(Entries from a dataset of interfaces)
■ ■ ■

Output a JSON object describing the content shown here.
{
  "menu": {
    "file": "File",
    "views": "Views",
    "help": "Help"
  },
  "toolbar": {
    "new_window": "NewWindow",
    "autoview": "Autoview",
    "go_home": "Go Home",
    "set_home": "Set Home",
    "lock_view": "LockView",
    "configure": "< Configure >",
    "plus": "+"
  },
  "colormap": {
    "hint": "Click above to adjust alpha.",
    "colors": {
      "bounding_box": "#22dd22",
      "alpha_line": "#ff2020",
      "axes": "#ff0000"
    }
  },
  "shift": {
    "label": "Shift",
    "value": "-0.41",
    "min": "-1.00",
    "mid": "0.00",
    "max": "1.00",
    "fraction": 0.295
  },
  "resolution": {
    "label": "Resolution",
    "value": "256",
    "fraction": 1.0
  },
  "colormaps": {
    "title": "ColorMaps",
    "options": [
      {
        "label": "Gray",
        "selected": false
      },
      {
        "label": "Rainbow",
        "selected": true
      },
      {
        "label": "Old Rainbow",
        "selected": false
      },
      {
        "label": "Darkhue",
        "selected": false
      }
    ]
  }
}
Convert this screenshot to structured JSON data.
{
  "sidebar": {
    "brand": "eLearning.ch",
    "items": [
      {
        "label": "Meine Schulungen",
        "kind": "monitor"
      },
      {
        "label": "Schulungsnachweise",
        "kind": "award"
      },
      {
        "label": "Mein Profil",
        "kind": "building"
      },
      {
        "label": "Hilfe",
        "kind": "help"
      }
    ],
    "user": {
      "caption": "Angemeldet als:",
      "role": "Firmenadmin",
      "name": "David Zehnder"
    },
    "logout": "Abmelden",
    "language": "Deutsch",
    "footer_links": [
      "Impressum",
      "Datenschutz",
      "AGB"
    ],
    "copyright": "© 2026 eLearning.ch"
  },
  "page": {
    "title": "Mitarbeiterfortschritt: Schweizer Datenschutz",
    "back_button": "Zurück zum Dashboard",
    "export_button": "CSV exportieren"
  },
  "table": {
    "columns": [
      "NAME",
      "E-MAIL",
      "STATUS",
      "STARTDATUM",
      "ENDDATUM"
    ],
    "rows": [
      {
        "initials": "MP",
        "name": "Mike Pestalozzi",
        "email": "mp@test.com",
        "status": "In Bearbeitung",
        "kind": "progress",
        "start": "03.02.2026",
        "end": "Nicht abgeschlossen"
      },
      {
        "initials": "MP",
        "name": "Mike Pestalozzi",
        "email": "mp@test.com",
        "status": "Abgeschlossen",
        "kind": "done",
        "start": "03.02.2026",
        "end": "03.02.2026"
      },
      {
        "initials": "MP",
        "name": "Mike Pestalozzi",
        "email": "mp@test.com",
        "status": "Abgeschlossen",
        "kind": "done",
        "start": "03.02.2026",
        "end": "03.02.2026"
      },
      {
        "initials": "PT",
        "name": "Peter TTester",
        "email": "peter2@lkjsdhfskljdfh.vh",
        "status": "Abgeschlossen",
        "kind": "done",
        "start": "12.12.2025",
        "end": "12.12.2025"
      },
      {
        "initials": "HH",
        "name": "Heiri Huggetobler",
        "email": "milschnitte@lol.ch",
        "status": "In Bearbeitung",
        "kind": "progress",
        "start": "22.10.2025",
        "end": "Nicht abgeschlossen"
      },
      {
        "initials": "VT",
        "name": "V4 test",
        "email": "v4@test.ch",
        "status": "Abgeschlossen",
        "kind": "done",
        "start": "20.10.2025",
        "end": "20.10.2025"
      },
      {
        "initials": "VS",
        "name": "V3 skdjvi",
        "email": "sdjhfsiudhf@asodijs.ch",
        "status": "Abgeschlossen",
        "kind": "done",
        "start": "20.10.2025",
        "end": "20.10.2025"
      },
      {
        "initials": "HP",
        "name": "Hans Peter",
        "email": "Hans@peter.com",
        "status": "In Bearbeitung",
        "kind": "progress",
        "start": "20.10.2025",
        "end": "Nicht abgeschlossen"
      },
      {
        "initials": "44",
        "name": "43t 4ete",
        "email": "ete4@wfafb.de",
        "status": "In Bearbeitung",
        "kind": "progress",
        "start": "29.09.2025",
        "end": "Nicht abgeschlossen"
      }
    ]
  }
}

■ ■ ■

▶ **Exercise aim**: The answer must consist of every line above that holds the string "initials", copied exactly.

▶ **Worked solution**:
        "initials": "MP",
        "initials": "MP",
        "initials": "MP",
        "initials": "PT",
        "initials": "HH",
        "initials": "VT",
        "initials": "VS",
        "initials": "HP",
        "initials": "44",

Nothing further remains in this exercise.